ASSIGNMENT:
The lines you need are those holding the word "Przerwa"; pull them from the material.

DATA RECORDS:
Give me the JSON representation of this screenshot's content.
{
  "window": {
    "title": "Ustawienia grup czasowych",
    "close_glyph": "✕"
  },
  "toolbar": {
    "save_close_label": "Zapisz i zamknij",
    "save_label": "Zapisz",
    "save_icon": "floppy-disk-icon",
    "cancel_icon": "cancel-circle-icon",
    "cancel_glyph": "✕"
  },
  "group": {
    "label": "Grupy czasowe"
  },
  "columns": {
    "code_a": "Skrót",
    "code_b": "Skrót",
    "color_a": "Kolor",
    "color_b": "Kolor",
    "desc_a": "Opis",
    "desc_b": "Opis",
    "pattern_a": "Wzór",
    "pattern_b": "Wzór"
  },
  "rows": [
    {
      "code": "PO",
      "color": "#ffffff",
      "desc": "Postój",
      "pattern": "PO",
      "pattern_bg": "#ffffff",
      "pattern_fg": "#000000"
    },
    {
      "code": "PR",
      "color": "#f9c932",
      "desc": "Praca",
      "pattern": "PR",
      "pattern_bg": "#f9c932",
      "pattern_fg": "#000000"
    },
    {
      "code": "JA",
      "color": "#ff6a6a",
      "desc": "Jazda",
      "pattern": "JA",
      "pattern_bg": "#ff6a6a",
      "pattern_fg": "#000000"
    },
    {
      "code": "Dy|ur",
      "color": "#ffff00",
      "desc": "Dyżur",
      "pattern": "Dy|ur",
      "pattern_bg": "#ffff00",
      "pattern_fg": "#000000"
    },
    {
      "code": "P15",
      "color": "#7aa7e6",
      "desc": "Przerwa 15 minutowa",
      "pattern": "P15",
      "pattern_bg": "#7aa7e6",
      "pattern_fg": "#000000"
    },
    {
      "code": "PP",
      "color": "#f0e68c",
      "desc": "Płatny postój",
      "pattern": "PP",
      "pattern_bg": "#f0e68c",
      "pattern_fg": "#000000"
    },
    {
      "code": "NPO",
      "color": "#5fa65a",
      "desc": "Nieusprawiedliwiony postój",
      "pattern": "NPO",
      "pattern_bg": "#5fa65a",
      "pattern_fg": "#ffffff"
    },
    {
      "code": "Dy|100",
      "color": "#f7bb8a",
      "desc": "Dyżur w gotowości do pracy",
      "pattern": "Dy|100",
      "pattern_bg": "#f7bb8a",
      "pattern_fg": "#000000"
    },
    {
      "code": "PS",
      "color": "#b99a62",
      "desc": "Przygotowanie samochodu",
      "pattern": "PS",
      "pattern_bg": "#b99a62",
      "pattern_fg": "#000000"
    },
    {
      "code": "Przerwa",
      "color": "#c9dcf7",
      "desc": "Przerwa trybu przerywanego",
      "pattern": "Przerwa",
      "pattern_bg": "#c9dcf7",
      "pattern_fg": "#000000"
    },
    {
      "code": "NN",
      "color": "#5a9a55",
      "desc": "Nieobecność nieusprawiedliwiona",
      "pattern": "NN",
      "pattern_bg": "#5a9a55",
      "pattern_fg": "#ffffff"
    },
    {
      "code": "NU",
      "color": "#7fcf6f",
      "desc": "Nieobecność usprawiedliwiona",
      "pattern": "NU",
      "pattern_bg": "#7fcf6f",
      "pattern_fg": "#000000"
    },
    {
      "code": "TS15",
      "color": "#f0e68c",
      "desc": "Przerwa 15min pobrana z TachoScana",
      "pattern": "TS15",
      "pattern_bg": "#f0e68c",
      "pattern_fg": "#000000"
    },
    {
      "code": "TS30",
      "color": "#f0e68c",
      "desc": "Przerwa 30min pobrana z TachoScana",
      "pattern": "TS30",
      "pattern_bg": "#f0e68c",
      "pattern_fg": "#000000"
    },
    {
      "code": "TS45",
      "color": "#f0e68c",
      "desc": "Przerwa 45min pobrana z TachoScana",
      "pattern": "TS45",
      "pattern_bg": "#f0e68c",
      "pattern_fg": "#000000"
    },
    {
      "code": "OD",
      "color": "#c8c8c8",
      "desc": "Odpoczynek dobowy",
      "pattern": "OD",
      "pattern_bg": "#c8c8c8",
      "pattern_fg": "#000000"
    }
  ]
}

ANSWER SPACE:
      "desc": "Przerwa 15 minutowa",
      "code": "Przerwa",
      "desc": "Przerwa trybu przerywanego",
      "pattern": "Przerwa",
      "desc": "Przerwa 15min pobrana z TachoScana",
      "desc": "Przerwa 30min pobrana z TachoScana",
      "desc": "Przerwa 45min pobrana z TachoScana",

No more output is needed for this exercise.